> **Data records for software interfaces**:
>>>
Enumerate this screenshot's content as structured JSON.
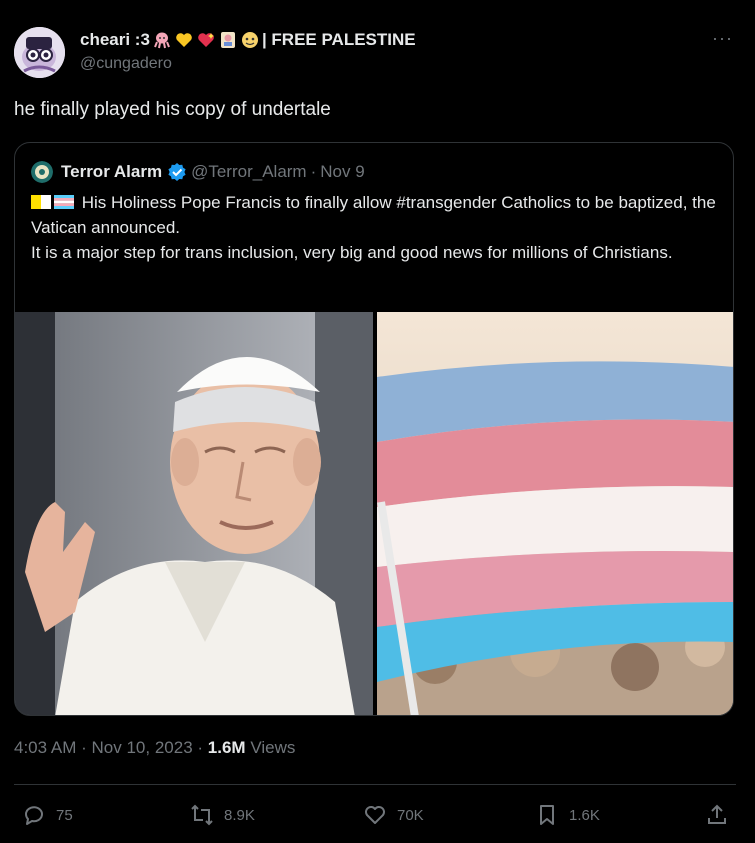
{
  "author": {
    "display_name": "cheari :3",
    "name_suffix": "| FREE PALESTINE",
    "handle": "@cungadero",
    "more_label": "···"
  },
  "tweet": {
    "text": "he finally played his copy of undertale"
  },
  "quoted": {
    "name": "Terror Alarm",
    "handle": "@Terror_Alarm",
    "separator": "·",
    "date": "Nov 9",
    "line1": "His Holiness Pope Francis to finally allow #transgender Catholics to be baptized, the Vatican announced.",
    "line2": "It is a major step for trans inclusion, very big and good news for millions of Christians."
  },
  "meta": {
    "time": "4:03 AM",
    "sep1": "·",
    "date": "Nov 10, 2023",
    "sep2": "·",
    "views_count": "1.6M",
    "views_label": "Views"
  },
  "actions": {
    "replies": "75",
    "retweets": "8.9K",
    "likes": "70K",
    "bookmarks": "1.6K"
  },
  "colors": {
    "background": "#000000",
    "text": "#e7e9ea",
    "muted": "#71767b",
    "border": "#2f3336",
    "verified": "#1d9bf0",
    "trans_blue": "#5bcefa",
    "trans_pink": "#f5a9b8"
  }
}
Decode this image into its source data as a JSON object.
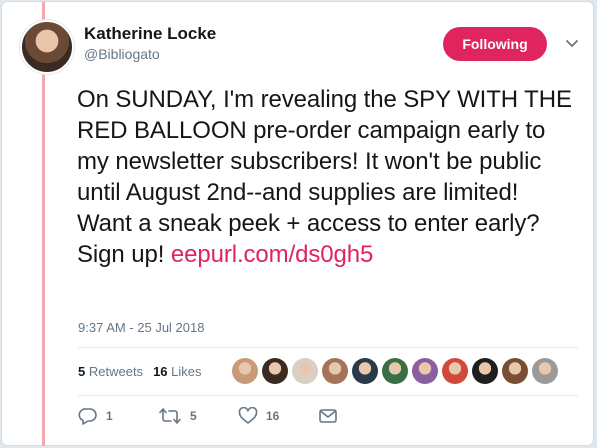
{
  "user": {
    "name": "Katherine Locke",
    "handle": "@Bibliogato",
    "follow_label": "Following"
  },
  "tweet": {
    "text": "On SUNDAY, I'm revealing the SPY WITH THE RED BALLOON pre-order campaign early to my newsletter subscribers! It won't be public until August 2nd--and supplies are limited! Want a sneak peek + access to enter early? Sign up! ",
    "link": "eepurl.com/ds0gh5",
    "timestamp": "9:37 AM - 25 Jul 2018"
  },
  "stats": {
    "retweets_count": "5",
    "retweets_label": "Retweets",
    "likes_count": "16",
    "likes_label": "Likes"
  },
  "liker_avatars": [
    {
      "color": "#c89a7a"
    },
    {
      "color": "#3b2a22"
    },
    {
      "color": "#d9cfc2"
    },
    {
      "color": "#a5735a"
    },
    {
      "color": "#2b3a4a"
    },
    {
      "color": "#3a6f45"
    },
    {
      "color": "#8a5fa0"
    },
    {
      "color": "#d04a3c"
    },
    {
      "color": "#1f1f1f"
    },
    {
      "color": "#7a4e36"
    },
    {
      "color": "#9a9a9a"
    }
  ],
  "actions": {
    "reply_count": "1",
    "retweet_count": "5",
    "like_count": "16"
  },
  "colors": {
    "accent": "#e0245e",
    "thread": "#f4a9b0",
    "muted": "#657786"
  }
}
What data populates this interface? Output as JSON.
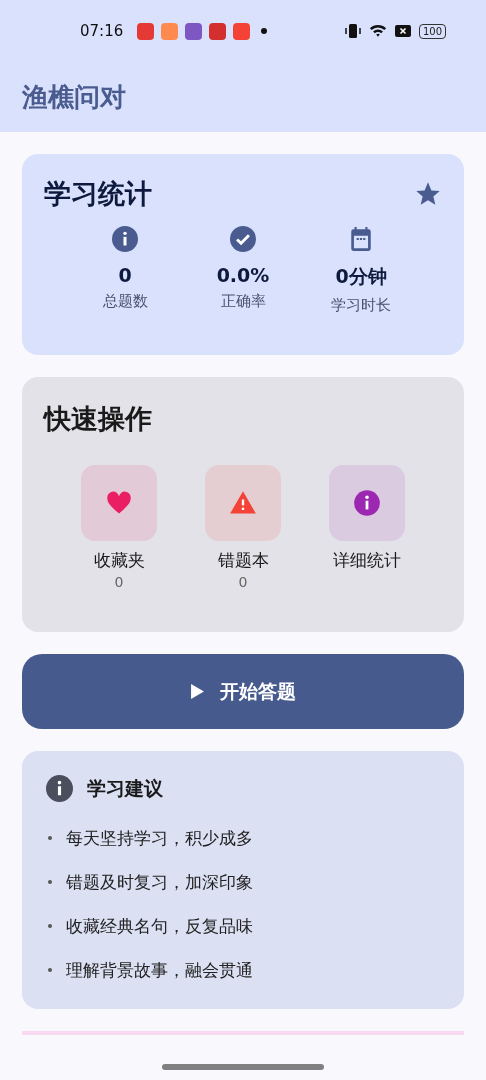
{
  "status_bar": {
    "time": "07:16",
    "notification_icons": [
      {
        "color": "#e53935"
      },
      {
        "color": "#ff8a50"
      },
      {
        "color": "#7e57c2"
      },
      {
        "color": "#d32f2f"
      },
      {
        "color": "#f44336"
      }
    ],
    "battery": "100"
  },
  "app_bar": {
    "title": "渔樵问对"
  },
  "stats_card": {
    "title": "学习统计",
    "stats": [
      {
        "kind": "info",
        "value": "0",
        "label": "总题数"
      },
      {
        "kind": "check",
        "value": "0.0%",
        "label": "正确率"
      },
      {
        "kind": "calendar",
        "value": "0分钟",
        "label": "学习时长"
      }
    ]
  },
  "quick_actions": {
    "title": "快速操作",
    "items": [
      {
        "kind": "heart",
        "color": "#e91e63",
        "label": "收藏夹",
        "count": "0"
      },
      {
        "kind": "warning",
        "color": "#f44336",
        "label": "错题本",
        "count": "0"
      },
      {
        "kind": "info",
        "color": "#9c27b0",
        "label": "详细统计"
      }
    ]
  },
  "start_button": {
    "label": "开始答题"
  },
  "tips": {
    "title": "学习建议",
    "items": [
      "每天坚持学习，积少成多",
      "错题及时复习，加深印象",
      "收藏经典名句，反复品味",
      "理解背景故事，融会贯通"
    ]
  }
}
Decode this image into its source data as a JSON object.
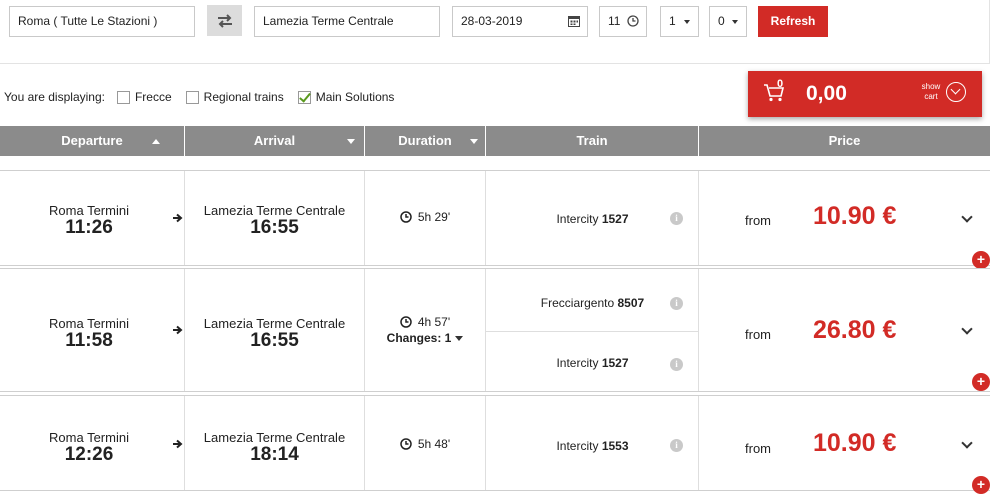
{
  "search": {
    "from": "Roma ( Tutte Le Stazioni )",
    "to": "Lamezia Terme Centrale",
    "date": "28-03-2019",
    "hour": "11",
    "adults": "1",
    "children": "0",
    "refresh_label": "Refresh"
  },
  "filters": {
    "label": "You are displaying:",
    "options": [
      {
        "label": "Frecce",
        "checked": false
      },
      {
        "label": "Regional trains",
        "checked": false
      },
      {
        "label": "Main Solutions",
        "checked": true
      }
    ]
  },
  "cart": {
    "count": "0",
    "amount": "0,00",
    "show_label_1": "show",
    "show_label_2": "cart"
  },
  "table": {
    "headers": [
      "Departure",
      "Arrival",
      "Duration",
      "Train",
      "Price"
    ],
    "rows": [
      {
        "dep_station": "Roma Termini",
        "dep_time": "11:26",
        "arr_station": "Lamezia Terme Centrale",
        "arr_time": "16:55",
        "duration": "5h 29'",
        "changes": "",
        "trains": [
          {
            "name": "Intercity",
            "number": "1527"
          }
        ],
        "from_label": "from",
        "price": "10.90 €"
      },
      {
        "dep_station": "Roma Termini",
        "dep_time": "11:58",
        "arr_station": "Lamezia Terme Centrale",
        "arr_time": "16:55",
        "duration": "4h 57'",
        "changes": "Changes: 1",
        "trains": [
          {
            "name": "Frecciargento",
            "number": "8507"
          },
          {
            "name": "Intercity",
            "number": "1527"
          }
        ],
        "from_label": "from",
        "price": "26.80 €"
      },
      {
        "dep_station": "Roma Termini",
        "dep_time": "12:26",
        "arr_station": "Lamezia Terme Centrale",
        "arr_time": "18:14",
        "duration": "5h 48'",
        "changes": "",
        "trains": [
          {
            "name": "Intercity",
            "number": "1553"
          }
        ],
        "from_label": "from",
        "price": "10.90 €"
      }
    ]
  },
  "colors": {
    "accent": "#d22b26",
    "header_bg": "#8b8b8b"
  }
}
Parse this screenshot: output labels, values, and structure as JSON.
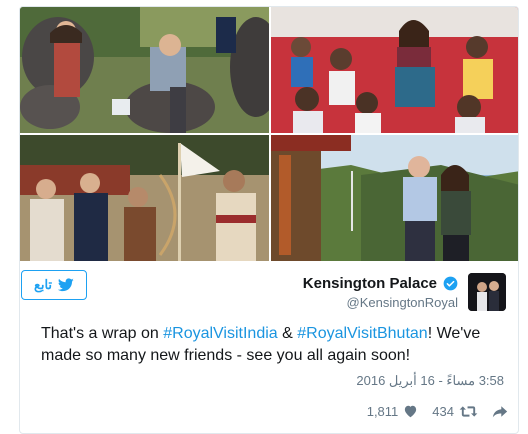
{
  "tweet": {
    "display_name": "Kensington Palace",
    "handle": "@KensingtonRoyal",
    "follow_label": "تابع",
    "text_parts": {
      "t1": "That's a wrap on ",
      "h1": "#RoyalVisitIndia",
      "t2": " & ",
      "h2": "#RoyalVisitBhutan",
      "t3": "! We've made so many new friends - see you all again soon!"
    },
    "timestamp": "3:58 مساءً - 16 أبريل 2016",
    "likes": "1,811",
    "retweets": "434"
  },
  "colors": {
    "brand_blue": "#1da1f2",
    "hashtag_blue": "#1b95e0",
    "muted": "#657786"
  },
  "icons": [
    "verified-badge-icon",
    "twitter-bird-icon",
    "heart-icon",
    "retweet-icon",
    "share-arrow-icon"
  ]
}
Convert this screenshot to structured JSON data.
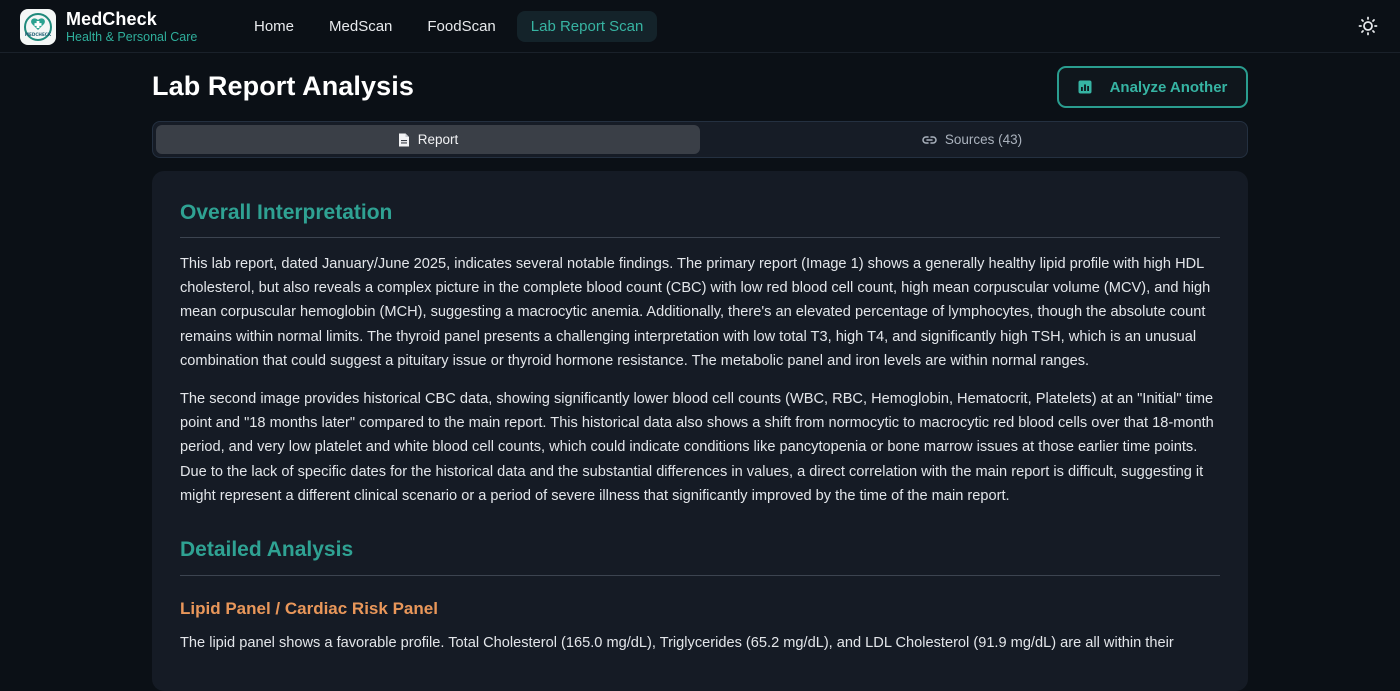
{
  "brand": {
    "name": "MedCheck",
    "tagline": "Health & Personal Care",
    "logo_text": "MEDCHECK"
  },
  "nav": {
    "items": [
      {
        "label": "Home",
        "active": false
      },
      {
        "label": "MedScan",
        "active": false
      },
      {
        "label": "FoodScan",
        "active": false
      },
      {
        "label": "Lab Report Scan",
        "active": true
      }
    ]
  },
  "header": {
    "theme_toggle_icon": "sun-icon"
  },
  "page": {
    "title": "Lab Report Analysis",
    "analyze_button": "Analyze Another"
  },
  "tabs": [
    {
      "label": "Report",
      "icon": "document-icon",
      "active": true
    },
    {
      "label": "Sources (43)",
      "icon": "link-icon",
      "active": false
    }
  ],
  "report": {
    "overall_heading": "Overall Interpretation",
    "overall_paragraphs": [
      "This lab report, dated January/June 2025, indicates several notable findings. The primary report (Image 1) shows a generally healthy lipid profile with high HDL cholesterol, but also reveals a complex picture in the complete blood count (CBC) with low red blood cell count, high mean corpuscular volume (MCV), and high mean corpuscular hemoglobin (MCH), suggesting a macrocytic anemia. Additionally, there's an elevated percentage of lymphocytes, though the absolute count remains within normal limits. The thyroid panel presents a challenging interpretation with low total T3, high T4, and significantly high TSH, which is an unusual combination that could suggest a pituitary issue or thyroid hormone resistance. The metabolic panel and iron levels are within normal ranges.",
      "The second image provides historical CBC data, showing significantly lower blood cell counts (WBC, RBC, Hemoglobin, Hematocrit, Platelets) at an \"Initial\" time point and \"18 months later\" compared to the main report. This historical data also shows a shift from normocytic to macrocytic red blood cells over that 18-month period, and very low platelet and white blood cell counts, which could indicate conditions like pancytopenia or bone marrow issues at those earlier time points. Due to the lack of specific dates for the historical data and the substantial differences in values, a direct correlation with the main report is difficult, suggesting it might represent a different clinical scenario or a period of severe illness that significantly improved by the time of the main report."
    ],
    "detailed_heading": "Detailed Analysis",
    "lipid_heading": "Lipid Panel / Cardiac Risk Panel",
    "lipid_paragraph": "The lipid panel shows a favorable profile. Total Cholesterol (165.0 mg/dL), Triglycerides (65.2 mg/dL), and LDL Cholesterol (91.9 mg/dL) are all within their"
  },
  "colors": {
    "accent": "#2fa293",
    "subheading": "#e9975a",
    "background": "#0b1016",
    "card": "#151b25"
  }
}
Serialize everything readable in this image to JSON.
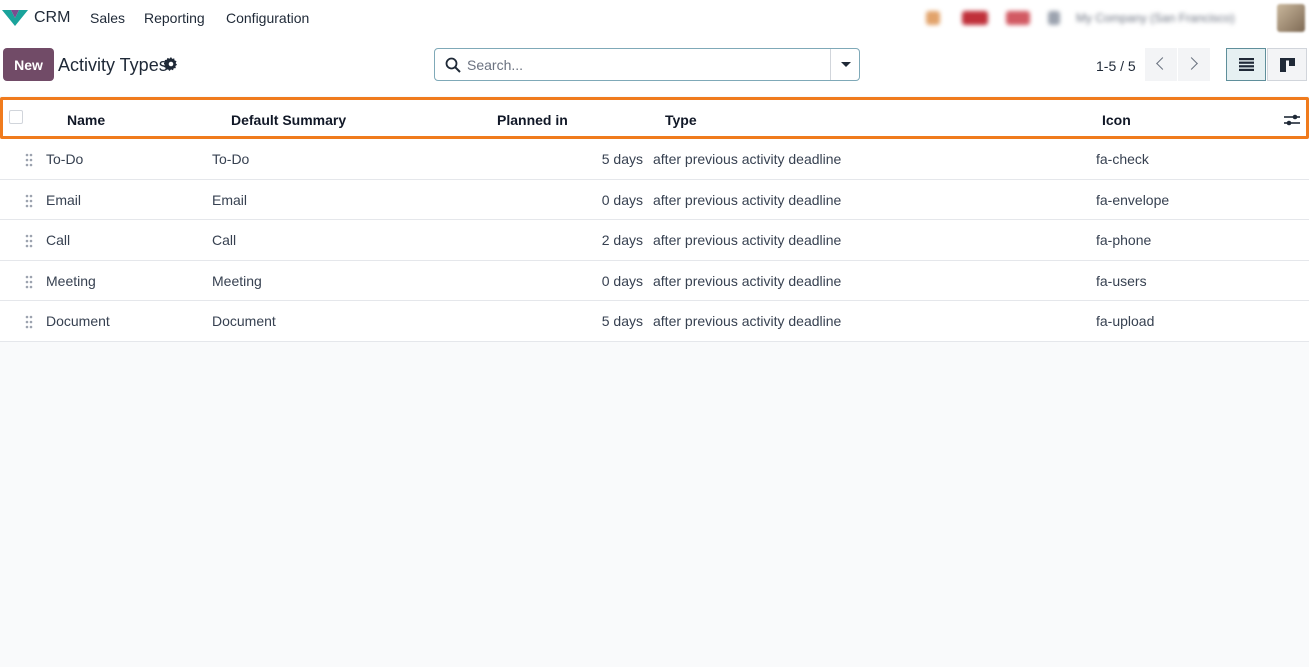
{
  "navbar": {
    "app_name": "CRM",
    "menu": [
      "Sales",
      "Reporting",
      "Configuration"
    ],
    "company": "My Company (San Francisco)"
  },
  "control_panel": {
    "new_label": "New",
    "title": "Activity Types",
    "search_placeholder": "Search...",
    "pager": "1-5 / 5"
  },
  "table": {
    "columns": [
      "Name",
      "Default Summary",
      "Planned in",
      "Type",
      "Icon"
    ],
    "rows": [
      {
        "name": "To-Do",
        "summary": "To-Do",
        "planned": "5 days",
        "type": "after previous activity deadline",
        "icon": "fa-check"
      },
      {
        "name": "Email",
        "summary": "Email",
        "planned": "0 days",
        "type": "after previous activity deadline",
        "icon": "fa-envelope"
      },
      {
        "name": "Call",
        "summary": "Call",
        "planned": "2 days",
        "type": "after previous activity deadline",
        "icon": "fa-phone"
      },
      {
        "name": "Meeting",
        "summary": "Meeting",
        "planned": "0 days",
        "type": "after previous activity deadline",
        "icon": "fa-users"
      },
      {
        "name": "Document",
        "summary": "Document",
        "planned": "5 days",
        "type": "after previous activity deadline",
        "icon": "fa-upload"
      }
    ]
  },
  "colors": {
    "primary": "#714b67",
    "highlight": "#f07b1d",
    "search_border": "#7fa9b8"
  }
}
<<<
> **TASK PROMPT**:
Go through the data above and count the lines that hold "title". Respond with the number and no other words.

> **EXERCISE ANSWER**:
6